Task to carry out:
Determine which lines of the records include the word "frequency", and copy them.

Dataset records:
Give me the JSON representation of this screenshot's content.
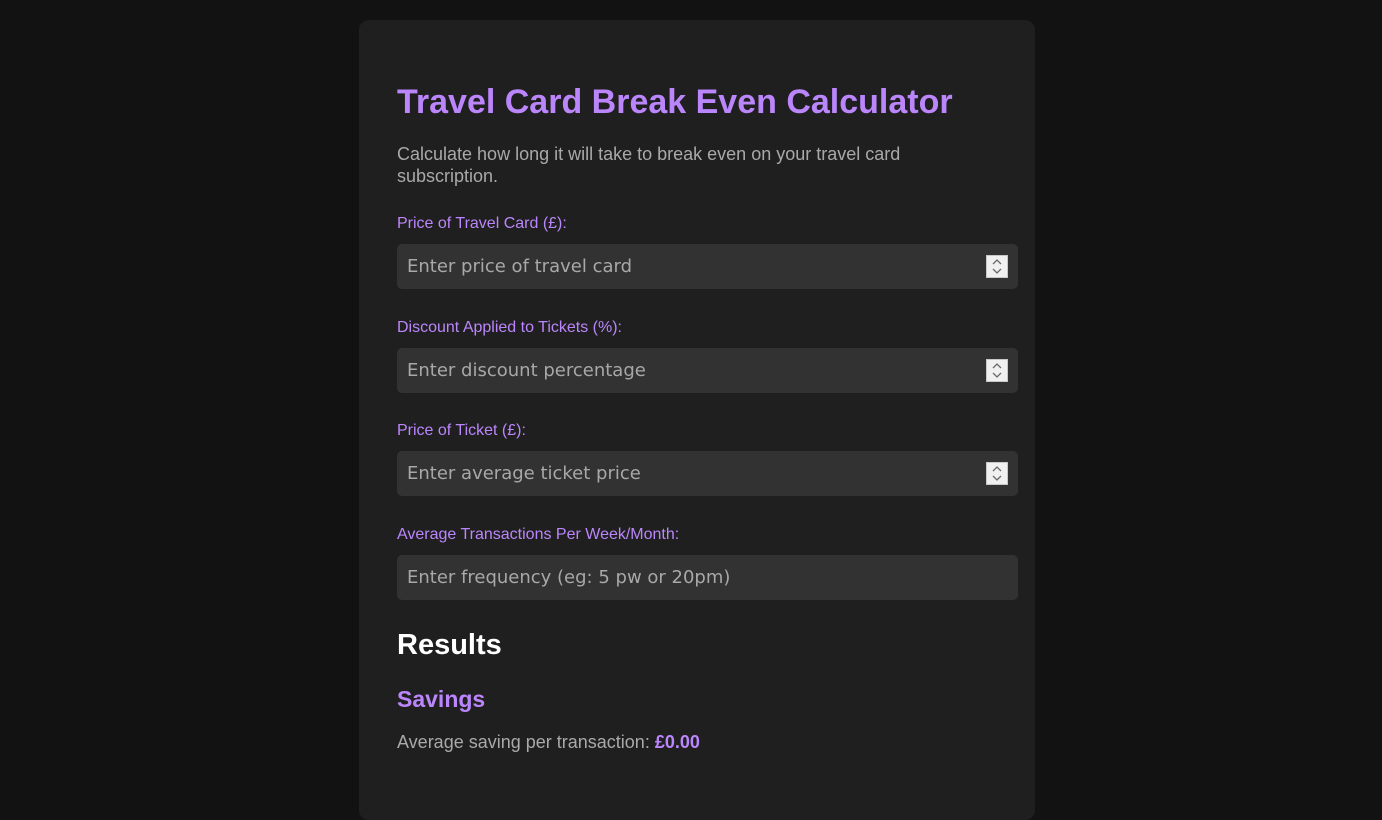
{
  "header": {
    "title": "Travel Card Break Even Calculator",
    "subtitle": "Calculate how long it will take to break even on your travel card subscription."
  },
  "form": {
    "card_price": {
      "label": "Price of Travel Card (£):",
      "placeholder": "Enter price of travel card",
      "value": ""
    },
    "discount": {
      "label": "Discount Applied to Tickets (%):",
      "placeholder": "Enter discount percentage",
      "value": ""
    },
    "ticket_price": {
      "label": "Price of Ticket (£):",
      "placeholder": "Enter average ticket price",
      "value": ""
    },
    "frequency": {
      "label": "Average Transactions Per Week/Month:",
      "placeholder": "Enter frequency (eg: 5 pw or 20pm)",
      "value": ""
    }
  },
  "results": {
    "heading": "Results",
    "savings_heading": "Savings",
    "avg_saving_label": "Average saving per transaction:",
    "avg_saving_value": "£0.00"
  },
  "colors": {
    "accent": "#bb86fc",
    "background": "#121212",
    "card": "#1f1f1f",
    "input": "#323232"
  }
}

Solution to this exercise:
    "frequency": {
      "placeholder": "Enter frequency (eg: 5 pw or 20pm)",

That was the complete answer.